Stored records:
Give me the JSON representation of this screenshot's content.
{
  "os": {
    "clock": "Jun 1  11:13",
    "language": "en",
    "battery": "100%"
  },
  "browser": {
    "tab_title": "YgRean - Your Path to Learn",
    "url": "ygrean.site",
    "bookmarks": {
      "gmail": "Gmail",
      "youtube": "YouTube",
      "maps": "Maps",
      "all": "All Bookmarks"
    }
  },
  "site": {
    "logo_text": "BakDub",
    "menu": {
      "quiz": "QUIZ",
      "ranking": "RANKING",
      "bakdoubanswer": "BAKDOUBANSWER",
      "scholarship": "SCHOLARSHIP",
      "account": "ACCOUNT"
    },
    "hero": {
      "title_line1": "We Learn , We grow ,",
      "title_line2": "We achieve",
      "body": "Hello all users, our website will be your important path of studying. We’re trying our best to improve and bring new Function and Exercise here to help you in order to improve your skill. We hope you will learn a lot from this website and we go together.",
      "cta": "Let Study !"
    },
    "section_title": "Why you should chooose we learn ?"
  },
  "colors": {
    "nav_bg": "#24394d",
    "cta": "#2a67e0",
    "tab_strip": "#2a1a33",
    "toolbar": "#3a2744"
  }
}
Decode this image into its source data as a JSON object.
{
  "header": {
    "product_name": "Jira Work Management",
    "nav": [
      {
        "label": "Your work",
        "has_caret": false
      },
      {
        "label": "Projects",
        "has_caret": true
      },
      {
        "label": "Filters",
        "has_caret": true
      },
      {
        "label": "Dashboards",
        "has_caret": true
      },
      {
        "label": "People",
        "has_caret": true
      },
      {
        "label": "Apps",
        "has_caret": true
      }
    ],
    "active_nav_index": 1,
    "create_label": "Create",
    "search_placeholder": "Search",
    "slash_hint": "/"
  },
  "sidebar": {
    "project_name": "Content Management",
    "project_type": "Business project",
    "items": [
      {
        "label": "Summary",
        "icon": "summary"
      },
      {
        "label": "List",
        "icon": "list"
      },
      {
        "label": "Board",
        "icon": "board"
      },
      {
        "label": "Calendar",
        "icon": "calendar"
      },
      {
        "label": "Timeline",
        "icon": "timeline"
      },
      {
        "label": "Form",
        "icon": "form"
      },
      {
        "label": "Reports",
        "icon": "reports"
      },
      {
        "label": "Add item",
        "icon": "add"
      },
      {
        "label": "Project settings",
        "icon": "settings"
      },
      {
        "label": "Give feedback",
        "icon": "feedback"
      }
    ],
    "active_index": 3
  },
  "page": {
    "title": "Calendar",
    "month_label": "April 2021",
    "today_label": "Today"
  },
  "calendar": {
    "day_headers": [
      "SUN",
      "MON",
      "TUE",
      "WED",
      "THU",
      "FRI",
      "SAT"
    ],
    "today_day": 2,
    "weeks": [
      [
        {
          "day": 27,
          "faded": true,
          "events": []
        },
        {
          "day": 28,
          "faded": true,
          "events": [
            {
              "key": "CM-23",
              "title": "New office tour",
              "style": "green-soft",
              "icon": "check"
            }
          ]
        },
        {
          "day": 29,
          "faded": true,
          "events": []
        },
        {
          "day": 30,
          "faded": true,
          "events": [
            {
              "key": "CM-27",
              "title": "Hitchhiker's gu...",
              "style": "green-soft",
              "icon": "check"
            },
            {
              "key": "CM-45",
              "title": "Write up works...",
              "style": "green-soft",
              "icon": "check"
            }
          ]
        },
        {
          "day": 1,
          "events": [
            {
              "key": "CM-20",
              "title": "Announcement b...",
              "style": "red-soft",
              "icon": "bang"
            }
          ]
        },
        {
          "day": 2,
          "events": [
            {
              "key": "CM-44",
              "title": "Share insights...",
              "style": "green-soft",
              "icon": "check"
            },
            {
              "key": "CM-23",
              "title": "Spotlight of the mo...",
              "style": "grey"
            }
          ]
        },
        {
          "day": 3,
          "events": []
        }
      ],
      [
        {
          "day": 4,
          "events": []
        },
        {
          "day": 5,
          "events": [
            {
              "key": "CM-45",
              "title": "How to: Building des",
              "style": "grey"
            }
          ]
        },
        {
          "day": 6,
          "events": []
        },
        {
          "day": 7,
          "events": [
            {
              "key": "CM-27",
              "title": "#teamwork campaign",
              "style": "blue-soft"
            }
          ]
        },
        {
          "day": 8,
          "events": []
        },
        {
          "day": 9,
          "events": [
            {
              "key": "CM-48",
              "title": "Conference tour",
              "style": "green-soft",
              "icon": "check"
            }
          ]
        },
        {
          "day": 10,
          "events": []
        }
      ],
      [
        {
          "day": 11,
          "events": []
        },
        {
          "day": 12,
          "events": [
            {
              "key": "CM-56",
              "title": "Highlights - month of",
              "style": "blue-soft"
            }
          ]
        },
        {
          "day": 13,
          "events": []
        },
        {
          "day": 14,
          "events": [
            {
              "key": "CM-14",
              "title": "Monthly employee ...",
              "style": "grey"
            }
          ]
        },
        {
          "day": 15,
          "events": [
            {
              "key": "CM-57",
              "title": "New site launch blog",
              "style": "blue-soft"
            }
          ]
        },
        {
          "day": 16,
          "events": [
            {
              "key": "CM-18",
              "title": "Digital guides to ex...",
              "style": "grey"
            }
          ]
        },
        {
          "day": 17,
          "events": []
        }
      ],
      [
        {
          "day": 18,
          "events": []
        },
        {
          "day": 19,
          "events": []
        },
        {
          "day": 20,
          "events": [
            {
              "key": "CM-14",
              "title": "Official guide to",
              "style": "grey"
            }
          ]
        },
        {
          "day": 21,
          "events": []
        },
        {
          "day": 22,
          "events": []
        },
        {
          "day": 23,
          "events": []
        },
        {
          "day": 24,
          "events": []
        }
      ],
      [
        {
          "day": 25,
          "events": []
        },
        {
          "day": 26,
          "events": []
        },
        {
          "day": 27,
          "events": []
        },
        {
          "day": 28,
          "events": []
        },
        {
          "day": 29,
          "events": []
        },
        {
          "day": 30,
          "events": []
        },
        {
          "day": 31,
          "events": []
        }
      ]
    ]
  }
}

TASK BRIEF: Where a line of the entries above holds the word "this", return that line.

RESULT OF THE EXERCISE:
Give me the JSON representation of this screenshot's content.
      "body": "Hello all users, our website will be your important path of studying. We’re trying our best to improve and bring new Function and Exercise here to help you in order to improve your skill. We hope you will learn a lot from this website and we go together.",
Decode this image into its source data as a JSON object.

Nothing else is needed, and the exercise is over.